*WHAT THE TASK ASKS*:
Among the entries below, find each line with "TIME" and show it.

(Dataset rows for apps and sites)
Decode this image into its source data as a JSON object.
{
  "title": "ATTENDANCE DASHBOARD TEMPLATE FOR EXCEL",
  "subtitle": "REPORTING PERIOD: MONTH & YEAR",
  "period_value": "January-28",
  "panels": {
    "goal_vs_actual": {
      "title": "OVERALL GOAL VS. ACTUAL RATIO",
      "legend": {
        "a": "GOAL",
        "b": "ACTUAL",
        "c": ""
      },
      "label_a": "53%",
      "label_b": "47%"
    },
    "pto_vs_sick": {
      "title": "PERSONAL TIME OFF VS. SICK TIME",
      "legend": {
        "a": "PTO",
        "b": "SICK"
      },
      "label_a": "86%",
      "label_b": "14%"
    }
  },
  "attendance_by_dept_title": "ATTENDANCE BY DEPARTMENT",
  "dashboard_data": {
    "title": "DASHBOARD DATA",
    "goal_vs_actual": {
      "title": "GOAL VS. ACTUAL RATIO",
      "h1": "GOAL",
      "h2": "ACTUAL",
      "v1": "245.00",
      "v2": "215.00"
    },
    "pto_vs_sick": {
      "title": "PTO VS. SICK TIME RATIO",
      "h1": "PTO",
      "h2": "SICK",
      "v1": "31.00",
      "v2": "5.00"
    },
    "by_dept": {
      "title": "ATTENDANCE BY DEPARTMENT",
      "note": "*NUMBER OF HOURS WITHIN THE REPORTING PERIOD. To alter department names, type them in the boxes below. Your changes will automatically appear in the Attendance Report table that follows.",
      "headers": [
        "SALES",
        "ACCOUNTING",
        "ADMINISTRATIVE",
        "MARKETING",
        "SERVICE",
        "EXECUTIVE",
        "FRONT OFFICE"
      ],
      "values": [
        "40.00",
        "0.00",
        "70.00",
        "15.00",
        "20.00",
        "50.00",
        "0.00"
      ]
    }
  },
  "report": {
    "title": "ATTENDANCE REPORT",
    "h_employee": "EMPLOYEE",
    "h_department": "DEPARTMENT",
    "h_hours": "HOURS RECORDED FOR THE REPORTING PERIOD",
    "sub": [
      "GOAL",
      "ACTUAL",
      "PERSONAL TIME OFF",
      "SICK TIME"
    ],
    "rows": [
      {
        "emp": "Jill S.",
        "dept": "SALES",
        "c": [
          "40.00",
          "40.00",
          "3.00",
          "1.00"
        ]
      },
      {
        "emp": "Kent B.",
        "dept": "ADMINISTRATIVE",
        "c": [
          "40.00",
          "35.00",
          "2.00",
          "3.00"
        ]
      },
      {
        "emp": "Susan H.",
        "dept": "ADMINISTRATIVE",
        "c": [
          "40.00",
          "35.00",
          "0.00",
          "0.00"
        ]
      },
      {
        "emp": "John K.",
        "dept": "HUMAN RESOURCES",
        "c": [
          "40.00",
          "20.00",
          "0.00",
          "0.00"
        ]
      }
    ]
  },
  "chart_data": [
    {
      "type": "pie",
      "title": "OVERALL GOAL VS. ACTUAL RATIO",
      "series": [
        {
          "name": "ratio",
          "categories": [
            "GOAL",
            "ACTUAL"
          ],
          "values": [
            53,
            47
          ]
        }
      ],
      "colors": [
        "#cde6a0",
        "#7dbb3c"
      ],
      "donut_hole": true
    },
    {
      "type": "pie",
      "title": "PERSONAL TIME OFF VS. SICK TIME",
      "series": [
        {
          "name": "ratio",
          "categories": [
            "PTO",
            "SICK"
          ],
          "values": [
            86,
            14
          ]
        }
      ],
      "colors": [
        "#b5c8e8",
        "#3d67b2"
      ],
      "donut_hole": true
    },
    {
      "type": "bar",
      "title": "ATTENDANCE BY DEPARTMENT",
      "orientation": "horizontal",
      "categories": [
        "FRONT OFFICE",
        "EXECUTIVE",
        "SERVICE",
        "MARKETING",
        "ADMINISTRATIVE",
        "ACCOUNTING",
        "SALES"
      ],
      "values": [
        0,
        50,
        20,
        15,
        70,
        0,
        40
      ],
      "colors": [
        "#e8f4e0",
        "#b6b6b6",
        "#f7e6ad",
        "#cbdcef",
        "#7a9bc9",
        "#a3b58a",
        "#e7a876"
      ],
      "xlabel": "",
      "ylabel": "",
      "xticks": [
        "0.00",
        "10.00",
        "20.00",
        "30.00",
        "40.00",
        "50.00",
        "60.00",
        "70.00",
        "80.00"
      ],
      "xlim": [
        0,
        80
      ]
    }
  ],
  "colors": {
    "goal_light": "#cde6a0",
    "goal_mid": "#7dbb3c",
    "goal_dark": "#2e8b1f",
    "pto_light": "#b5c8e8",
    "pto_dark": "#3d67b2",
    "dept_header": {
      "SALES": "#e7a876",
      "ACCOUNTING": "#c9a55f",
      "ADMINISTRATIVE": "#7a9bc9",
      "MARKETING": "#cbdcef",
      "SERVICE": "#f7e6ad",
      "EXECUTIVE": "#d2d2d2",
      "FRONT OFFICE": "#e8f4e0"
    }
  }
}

*ANSWER TO THIS TASK*:
      "title": "PERSONAL TIME OFF VS. SICK TIME",
      "title": "PTO VS. SICK TIME RATIO",
      "PERSONAL TIME OFF",
      "SICK TIME"
      "title": "PERSONAL TIME OFF VS. SICK TIME",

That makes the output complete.